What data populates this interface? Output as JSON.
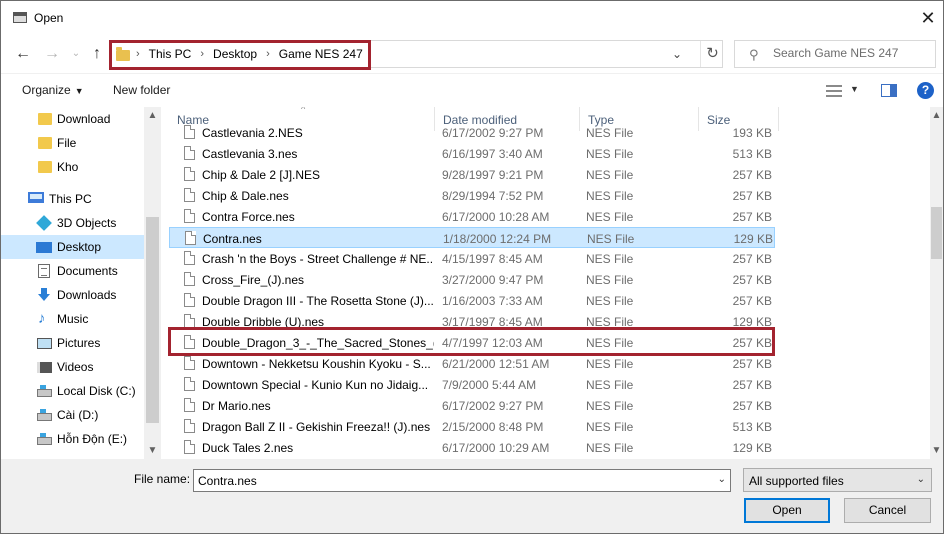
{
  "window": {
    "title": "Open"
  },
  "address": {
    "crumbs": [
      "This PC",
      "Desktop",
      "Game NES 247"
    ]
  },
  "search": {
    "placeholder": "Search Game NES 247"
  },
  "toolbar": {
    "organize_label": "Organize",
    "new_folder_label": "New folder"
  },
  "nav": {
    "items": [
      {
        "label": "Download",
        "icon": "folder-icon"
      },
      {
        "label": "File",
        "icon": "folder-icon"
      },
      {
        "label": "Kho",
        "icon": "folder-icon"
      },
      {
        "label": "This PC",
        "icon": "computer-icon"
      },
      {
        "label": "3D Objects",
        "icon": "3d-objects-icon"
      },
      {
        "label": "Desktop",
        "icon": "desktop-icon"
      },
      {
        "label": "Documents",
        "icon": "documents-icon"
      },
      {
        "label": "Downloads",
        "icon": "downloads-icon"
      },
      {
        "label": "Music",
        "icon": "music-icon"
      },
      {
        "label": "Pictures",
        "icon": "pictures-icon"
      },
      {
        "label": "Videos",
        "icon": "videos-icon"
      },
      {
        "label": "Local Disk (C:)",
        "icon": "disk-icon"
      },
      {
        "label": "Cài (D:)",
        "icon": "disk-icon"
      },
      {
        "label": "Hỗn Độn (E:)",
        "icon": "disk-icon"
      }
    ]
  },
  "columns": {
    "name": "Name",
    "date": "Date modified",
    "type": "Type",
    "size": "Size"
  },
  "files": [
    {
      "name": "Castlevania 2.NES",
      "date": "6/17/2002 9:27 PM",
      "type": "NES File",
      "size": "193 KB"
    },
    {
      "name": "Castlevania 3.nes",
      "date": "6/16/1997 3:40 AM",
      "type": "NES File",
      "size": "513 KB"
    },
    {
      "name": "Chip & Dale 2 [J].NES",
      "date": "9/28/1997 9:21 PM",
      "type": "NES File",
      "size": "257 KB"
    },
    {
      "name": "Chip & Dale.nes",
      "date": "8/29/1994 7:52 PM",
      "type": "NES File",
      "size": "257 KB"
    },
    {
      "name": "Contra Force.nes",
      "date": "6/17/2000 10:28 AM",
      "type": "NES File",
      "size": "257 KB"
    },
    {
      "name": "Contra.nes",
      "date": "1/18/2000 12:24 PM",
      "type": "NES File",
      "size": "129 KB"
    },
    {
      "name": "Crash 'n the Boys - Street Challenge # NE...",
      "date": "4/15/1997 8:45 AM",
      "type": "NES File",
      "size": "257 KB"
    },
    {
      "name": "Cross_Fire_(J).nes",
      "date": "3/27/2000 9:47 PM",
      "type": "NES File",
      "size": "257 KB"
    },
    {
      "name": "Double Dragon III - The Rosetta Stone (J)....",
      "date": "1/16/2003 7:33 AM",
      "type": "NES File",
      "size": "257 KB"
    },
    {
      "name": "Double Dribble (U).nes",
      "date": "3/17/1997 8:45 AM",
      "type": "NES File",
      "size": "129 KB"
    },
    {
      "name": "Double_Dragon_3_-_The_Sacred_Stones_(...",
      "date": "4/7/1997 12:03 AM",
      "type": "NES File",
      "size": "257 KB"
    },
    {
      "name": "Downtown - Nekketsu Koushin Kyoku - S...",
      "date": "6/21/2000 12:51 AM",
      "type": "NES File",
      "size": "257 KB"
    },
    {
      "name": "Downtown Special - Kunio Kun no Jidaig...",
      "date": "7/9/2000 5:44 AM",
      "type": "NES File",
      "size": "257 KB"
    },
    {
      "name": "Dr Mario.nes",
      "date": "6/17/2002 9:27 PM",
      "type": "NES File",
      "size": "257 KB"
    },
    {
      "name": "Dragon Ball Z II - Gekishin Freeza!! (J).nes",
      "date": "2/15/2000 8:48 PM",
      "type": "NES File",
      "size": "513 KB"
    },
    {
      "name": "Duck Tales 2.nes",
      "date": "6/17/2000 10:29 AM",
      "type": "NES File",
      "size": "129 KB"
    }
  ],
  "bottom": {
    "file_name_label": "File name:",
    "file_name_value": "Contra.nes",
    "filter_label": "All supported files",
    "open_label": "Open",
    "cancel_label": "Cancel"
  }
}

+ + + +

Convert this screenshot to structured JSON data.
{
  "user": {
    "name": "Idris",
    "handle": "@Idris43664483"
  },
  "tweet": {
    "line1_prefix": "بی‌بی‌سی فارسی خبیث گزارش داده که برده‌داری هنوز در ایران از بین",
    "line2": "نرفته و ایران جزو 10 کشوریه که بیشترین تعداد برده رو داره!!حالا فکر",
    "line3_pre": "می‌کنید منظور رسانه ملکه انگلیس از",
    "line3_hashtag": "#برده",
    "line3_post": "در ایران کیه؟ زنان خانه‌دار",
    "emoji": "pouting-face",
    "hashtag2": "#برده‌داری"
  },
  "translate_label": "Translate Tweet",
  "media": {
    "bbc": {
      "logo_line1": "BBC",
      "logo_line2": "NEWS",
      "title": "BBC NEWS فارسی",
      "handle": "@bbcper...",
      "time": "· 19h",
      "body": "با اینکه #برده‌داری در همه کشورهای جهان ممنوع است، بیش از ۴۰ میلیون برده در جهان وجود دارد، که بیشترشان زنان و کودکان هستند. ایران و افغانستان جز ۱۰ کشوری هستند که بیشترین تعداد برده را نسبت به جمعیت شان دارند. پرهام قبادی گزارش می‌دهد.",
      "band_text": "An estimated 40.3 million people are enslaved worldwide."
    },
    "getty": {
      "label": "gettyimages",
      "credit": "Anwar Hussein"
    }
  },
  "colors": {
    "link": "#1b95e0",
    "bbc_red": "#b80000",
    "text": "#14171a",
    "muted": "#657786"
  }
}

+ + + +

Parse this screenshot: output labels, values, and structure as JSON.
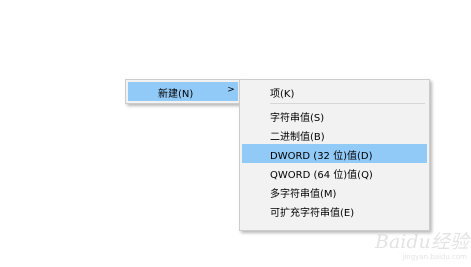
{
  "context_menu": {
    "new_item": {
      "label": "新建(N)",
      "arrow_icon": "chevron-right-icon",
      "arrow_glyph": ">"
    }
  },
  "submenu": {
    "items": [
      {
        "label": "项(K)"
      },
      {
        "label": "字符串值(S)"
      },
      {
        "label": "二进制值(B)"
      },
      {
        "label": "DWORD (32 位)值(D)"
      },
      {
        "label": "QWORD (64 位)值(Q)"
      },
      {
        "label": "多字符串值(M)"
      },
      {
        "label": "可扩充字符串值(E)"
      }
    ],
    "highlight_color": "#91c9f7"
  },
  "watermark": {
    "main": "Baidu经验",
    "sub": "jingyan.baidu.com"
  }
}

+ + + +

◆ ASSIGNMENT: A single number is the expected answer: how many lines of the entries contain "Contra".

◆ SOLUTION: 3